(Stored items)

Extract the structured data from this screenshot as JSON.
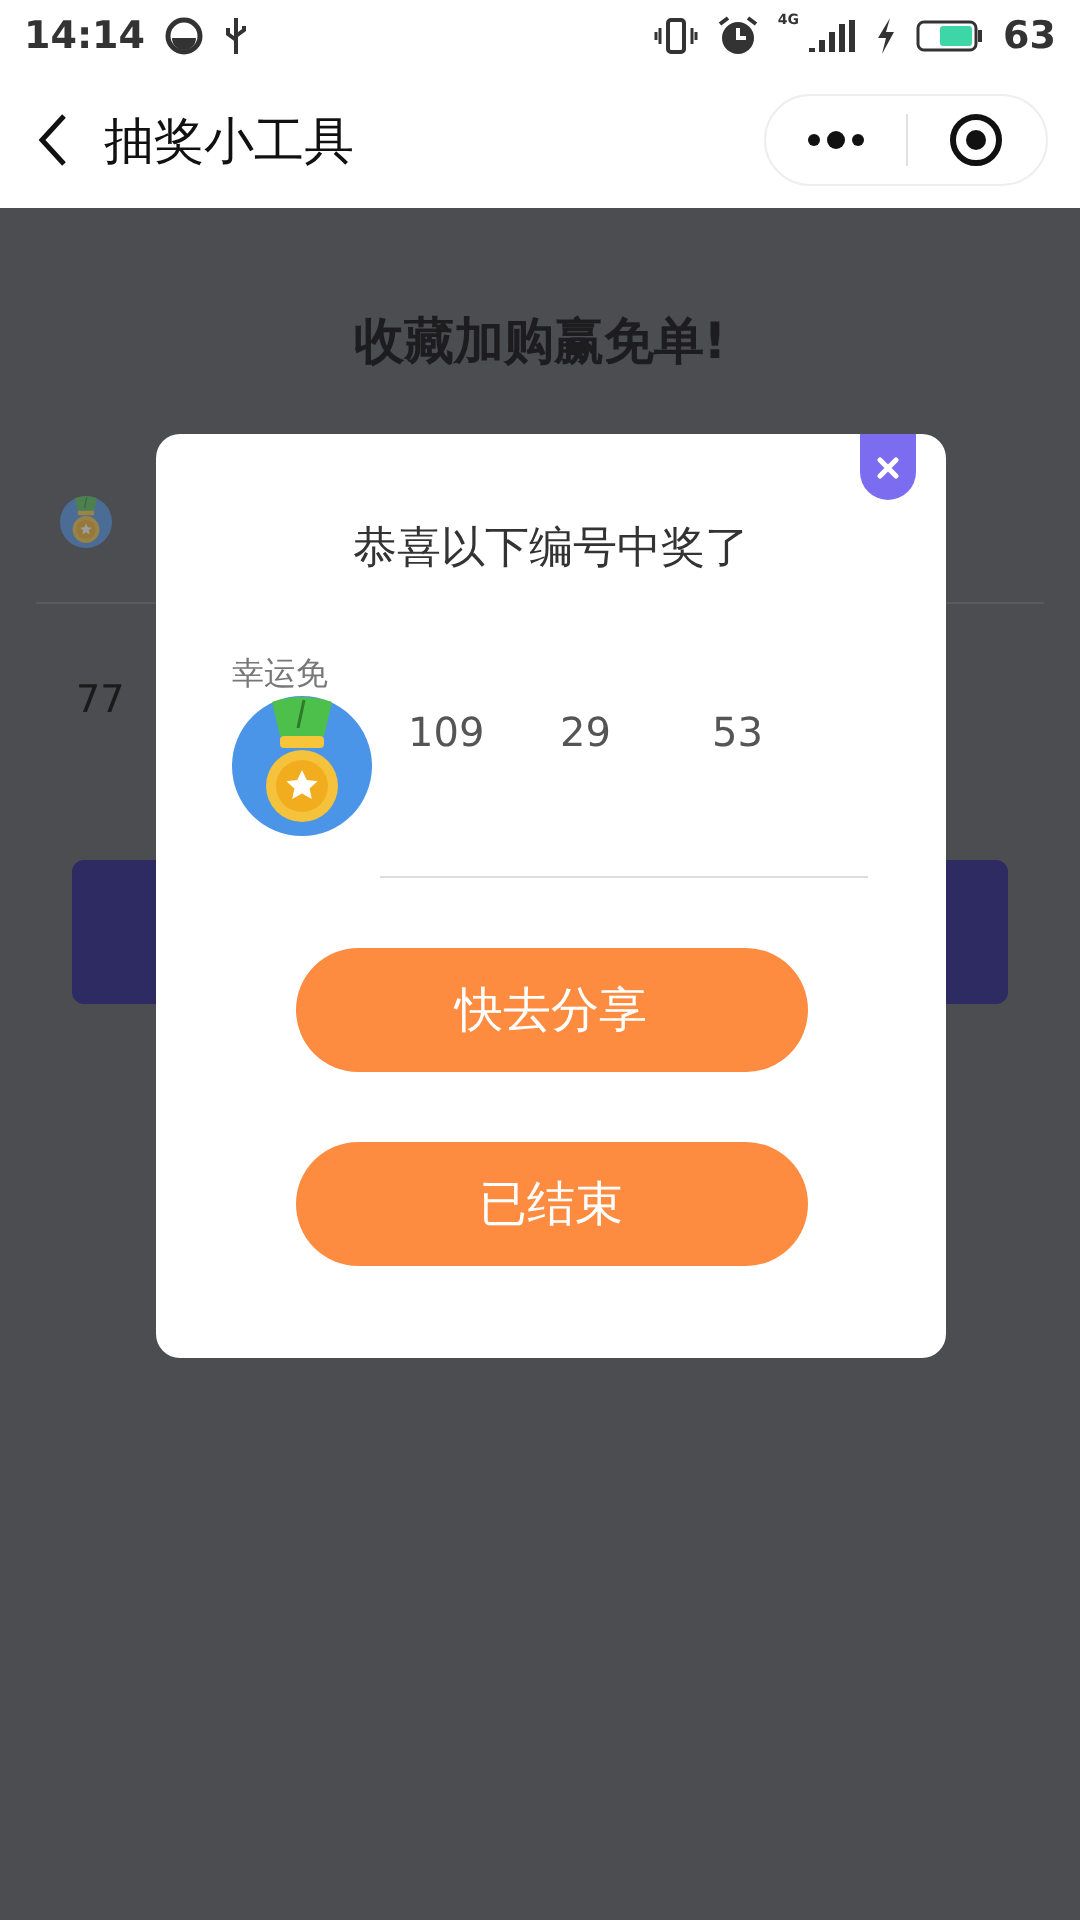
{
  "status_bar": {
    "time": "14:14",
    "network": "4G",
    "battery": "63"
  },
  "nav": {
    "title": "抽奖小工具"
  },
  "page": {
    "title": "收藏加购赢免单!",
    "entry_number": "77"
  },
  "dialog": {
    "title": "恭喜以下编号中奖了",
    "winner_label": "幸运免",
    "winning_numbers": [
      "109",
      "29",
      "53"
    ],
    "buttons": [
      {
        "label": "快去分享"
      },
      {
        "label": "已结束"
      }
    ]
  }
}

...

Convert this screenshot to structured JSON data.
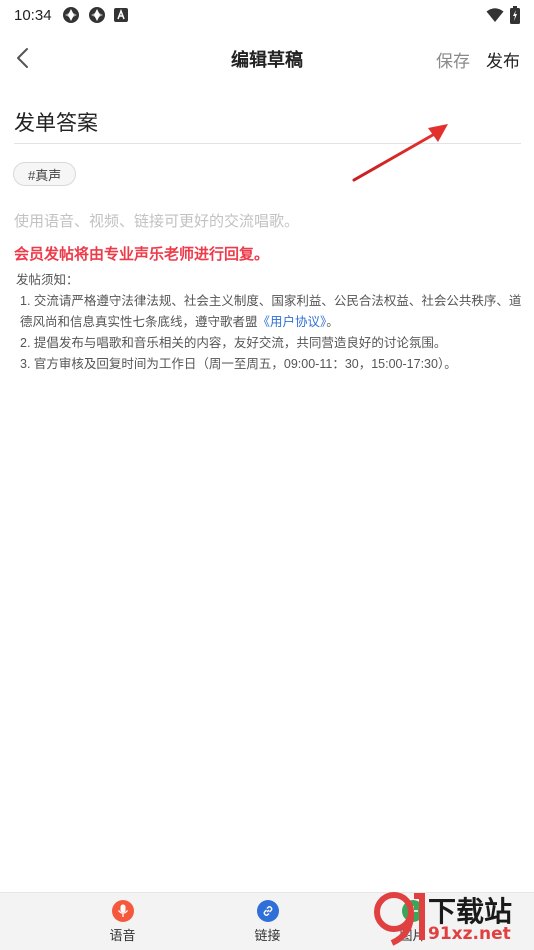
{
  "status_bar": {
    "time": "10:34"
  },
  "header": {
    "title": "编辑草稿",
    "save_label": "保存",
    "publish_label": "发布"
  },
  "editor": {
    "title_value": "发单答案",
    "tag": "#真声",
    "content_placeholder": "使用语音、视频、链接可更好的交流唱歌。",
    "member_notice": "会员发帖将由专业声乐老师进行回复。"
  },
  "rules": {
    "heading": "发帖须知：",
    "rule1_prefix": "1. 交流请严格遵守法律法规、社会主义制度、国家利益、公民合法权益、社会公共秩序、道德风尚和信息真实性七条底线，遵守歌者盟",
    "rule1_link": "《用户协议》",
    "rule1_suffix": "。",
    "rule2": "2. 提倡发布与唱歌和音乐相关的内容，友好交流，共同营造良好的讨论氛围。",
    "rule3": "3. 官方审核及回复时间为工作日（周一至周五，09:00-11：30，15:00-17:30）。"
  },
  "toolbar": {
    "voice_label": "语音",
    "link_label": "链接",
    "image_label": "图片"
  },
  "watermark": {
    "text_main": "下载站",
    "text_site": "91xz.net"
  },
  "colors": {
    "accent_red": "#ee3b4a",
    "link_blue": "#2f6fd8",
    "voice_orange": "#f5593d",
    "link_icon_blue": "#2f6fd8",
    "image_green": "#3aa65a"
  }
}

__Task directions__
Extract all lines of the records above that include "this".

__Your solution__
Extract the structured data from this screenshot as JSON.
Convert this screenshot to structured JSON data.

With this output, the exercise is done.